Canada has never lost a game to USA in the World Junior Championship and gone on to win a gold medal. That will have to change if Canada wants to win gold this time around.
It wouldn’t be fair to say that the prospect of playing the rest of the World Junior Championship without defenseman Philippe Myers is the least of Canada’s worries because, in reality, it’s a pretty big one. A defense corps that was suspect to begin with has potentially lost its biggest member, one who was logging big minutes on the top pairing.
But after its 3-1 loss to USA in the final round-robin game before moving on to Montreal for the playoff round, Canada has plenty about which to be concerned going into its quarterfinal game against the Czech Republic Monday night. Start with the fact that if this team has designs on winning this tournament, it will have to do something no Canadian team has ever done before. Going into Saturday’s game, Canada had lost eight times to USA in this tournament and not once has it gone on to win a gold medal. In fact, losses in the WJC to the Americans have resulted in some of the most disastrous finishes ever for Canada – twice they went on to finish sixth, once seventh and once eighth.
And it will likely have to do it without Myers, who was at the receiving end of a thunderous and controversial hit from American captain Luke Kunin early in the second period. As he was gathering a puck behind his net, Kunin delivered a hit that sent Myers into the glass. He left the game and did not return and his chances of returning anytime in the tournament are in question.
“He is concussed and his chances of playing in the next game are zero,” Canadian coach Dominique Ducharme said of Myers. “He’s doubtful for the rest of the tournament. He might come back late in the tournament.”
Kunin, a first-round pick of the Minnesota Wild in 2016, could be suspended for USA’s quarterfinal game Monday night in Toronto. The International Ice Hockey Federation will definitely review the hit, but it’s not known whether there will be a hearing. For his part, Kunin said he was making a hockey play that turned out badly.
“People are going to think a lot of different ways about it,” Kunin said. “I just thought it was a hockey play. I was kind of surprised I got a game, but it is what it is and we just have to move on from that. I saw him coming around the net and I had a chance to play the body, make a hockey play, a hit. It’s part of my game to play physical. But I had no intention of hitting him high or hurting him or anything like that.”

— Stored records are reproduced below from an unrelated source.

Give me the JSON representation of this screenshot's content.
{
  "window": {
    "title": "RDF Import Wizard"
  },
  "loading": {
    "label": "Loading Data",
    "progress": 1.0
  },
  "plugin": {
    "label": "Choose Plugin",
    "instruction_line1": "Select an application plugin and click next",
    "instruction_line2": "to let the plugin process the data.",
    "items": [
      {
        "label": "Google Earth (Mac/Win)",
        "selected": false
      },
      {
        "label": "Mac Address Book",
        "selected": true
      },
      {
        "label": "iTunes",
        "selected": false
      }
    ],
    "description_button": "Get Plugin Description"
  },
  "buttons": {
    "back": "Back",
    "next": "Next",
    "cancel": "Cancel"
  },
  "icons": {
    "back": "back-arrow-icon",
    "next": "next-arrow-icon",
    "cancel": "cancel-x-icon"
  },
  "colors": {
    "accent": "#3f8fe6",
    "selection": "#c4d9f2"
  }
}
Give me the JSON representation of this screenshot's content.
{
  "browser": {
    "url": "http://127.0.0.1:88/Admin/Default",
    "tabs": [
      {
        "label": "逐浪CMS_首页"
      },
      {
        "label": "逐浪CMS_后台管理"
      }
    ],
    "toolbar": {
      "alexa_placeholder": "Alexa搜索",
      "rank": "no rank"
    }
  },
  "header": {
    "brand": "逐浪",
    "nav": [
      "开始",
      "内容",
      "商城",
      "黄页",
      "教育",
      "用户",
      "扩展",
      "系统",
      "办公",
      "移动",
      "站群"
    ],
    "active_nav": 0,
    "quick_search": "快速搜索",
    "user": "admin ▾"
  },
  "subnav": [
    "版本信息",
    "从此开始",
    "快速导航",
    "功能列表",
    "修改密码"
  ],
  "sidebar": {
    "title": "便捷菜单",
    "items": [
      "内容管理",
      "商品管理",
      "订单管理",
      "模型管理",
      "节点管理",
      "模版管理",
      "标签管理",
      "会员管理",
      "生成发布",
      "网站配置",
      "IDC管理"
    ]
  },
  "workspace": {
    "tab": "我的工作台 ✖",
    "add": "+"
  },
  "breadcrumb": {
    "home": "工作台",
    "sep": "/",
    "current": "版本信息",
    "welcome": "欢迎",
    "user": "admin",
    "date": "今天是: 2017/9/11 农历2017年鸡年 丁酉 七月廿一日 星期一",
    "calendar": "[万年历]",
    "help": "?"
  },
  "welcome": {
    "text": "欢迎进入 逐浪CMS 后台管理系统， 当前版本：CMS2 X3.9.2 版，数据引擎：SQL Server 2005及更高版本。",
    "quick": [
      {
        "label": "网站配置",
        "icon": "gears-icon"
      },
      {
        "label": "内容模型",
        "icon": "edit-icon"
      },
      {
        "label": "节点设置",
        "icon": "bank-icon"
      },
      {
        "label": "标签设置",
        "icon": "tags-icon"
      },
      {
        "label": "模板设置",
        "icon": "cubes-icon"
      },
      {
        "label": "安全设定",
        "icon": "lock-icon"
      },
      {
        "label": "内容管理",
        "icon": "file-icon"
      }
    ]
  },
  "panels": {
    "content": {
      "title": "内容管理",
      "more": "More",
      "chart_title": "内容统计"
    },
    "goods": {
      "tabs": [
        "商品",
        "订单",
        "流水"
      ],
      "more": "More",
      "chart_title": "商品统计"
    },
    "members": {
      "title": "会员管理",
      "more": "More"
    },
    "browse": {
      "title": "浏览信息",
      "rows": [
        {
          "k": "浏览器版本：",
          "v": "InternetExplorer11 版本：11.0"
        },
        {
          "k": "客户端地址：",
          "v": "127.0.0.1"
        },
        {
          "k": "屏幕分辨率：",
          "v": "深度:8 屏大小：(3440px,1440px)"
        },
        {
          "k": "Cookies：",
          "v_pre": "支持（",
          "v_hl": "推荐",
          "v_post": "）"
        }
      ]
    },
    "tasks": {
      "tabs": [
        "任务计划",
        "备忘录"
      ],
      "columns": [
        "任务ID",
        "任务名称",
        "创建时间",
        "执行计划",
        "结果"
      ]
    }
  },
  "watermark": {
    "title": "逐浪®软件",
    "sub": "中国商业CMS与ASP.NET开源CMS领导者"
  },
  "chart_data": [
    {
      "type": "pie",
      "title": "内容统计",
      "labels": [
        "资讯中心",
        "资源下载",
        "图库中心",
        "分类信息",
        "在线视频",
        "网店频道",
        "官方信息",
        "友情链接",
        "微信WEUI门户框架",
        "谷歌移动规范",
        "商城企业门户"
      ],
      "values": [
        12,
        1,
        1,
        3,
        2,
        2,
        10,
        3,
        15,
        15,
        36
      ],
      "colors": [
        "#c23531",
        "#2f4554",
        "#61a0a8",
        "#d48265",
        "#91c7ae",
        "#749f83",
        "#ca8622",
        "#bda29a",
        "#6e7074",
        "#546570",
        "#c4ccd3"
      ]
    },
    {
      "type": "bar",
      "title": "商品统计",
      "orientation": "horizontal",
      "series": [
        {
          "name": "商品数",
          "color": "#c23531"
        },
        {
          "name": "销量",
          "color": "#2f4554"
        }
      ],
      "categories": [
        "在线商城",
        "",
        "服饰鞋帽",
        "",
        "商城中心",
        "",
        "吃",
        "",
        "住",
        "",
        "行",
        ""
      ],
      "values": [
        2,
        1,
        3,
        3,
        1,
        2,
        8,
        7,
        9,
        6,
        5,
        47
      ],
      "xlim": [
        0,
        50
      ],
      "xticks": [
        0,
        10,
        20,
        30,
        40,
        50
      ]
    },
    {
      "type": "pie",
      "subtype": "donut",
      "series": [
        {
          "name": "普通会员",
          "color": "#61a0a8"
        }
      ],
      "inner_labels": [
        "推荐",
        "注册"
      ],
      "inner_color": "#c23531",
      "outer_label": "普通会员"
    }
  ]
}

Thomas Chabot, who had been Myers’ defense partner to that point in the tournament, had a very different version of the events. Kunin is listed at 5-foot-11, Myers is 6-foot-5. “When I saw the replay, I saw the guy have his feet probably a foot off the ground,” Chabot said. “Everyone knows Phil is probably 6-foot-8 with his skates on and to get hit to the head, you have to jump or do something.”
Going into the game, it would not have been a stretch to expect one team to set a physical tone and feast on the power play, but it seemed more likely that Canada, not the Americans would be the team to do that. Canada had all sorts of problems establishing anything at even strength and scored only once on five power plays and that came with a 5-on-3 advantage. USA meanwhile, scored on its first two power plays and was definitely the more physical team. They also snuffed out Canada at every opportunity 5-on-5.
The Canadians were disjointed for much of the game, going offside repeatedly and failing to penetrate the offensive zone. It was something Canadian captain Dylan Strome acknowledged has to improve. The Canadian team was slow and sloppy and made a number of questionable decisions with the puck.
“It’s no secret that we haven’t been the best 5-on-5 team in the tournament,” Strome said. “We have to find a way to create more. We have kind of been surviving on our power play and tonight our power play wasn’t clicking at 100 percent, so we have to find a way to create more 5-on-5. We haven’t been in sync and we have to find a way to be better. They played a great neutral zone game. They chipped pucks past our ‘D’ and I don’t think we did a good enough job of doing that to them.”
And at the risk of sounding harsh commenting on teenagers, Canada is going to need more from some of its forwards. Taylor Raddysh, who feasted on Latvia with four goals, failed to register a single shot on goal. Third overall pick Pierre-Luc Dubois has yet to score in the tournament and appeared frustrated when he took an unsportsmanlike conduct penalty late in the game.
And if Myers can’t play, they’re going to need to replace him by committee. Only Chabot has logged more ice time for Canada. Kale Clague was moved up to take Myers’ spot with mixed results. “I talked to (Myers) after the game and he said he told me he was feeling better, he was feeling good,” Chabot said. “Hopefully we’ll see him in the lineup, but if not everyone is going to have to step up.”